So the withdrawal is still there. You never lose that confidence thinking that you can play. If I was to go play pickup with guys in the gym, the first couple of days I knew I wasn't ready, but once I was able to get up and down the floor, you know, I'm smart enough to be able to play the game. You're still always like, Man, I can go get me a 10-day right now. But to play at that level, the professional level, those guys are really great athletes and well-tuned, in shape. Great bodies nowadays. So it's very hard to go out there and compete at that level.

Last year Rob Trucks interviewed current and former D-I basketball coaches Jay Wright, Mike Adras, Charles E. Ramsey, Murry Bartow, and Kevin Stallings as part of his oral history of 49-year-olds. His other work for Deadspin includes interviews with former NHL goalie Clint Malarchuk and the late Dave Duerson, and an oral history of Big Star co-founder Alex Chilton's time in Tuscaloosa.
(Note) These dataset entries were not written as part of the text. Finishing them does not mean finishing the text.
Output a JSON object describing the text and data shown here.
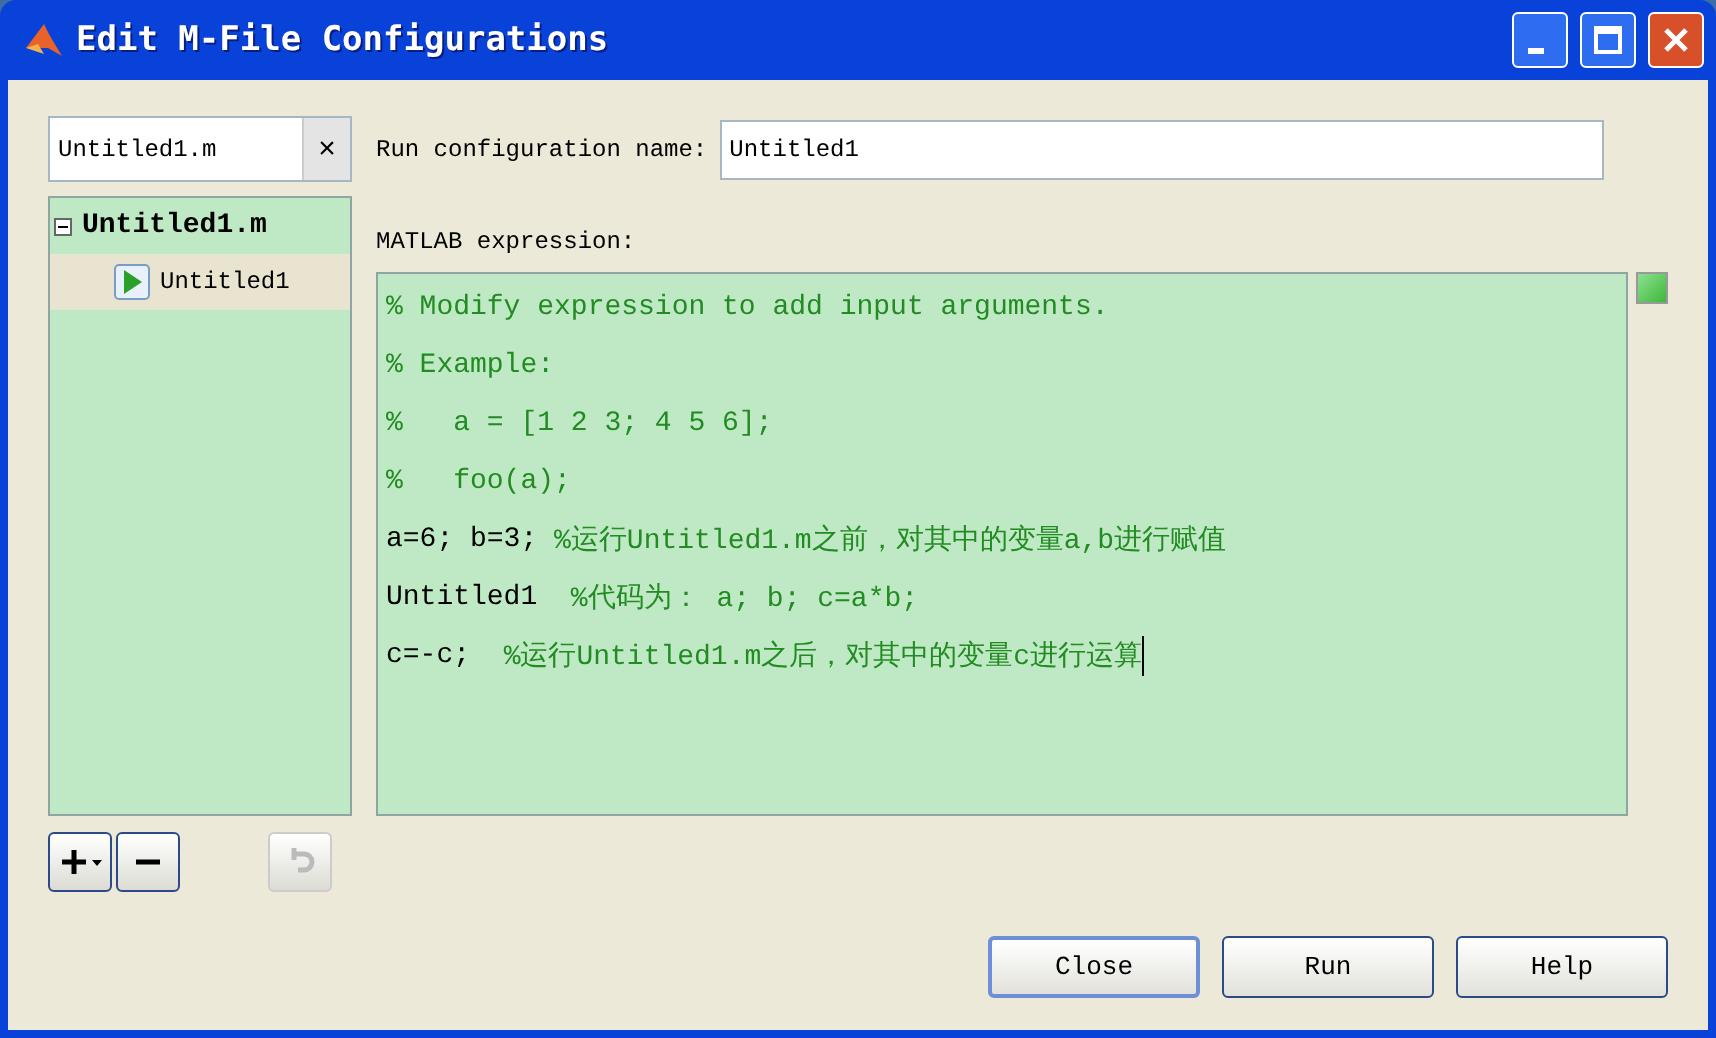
{
  "window": {
    "title": "Edit M-File Configurations"
  },
  "filter": {
    "value": "Untitled1.m",
    "clear": "×"
  },
  "tree": [
    {
      "label": "Untitled1.m",
      "expanded": true,
      "children": [
        {
          "label": "Untitled1",
          "selected": true
        }
      ]
    }
  ],
  "config_name": {
    "label": "Run configuration name:",
    "value": "Untitled1"
  },
  "expression": {
    "label": "MATLAB expression:",
    "lines": [
      {
        "comment": "% Modify expression to add input arguments."
      },
      {
        "comment": "% Example:"
      },
      {
        "comment": "%   a = [1 2 3; 4 5 6];"
      },
      {
        "comment": "%   foo(a);"
      },
      {
        "code": "a=6; b=3; ",
        "comment": "%运行Untitled1.m之前，对其中的变量a,b进行赋值"
      },
      {
        "code": "Untitled1  ",
        "comment": "%代码为： a; b; c=a*b;"
      },
      {
        "code": "c=-c;  ",
        "comment": "%运行Untitled1.m之后，对其中的变量c进行运算",
        "caret": true
      }
    ]
  },
  "tool_buttons": [
    {
      "kind": "add",
      "disabled": false
    },
    {
      "kind": "remove",
      "disabled": false
    },
    {
      "kind": "undo",
      "disabled": true
    }
  ],
  "buttons": [
    {
      "label": "Close",
      "default": true
    },
    {
      "label": "Run",
      "default": false
    },
    {
      "label": "Help",
      "default": false
    }
  ]
}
You may e-mail him at or follow him on Twitter at @tusktusktusk. Theme music and video courtesy Steve Wynn.